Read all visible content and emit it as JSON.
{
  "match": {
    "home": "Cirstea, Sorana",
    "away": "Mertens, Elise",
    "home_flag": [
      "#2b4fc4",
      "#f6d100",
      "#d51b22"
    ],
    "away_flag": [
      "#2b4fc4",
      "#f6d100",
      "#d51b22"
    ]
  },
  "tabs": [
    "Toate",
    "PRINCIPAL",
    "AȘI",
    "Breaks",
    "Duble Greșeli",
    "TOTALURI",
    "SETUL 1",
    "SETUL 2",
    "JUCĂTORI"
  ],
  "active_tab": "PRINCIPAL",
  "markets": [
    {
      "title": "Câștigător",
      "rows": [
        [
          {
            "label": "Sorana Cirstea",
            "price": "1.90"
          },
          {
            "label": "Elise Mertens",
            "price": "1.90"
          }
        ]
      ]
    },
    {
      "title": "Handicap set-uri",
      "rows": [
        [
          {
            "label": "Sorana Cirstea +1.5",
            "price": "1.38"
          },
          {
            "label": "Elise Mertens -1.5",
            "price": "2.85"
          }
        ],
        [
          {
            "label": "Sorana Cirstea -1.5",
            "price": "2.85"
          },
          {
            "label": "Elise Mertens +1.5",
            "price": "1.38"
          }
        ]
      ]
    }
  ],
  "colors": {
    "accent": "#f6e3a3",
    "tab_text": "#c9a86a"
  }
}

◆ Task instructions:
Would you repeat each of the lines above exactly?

◆ Solution for this exercise:
Read all visible content and emit it as JSON.
{
  "match": {
    "home": "Cirstea, Sorana",
    "away": "Mertens, Elise",
    "home_flag": [
      "#2b4fc4",
      "#f6d100",
      "#d51b22"
    ],
    "away_flag": [
      "#2b4fc4",
      "#f6d100",
      "#d51b22"
    ]
  },
  "tabs": [
    "Toate",
    "PRINCIPAL",
    "AȘI",
    "Breaks",
    "Duble Greșeli",
    "TOTALURI",
    "SETUL 1",
    "SETUL 2",
    "JUCĂTORI"
  ],
  "active_tab": "PRINCIPAL",
  "markets": [
    {
      "title": "Câștigător",
      "rows": [
        [
          {
            "label": "Sorana Cirstea",
            "price": "1.90"
          },
          {
            "label": "Elise Mertens",
            "price": "1.90"
          }
        ]
      ]
    },
    {
      "title": "Handicap set-uri",
      "rows": [
        [
          {
            "label": "Sorana Cirstea +1.5",
            "price": "1.38"
          },
          {
            "label": "Elise Mertens -1.5",
            "price": "2.85"
          }
        ],
        [
          {
            "label": "Sorana Cirstea -1.5",
            "price": "2.85"
          },
          {
            "label": "Elise Mertens +1.5",
            "price": "1.38"
          }
        ]
      ]
    }
  ],
  "colors": {
    "accent": "#f6e3a3",
    "tab_text": "#c9a86a"
  }
}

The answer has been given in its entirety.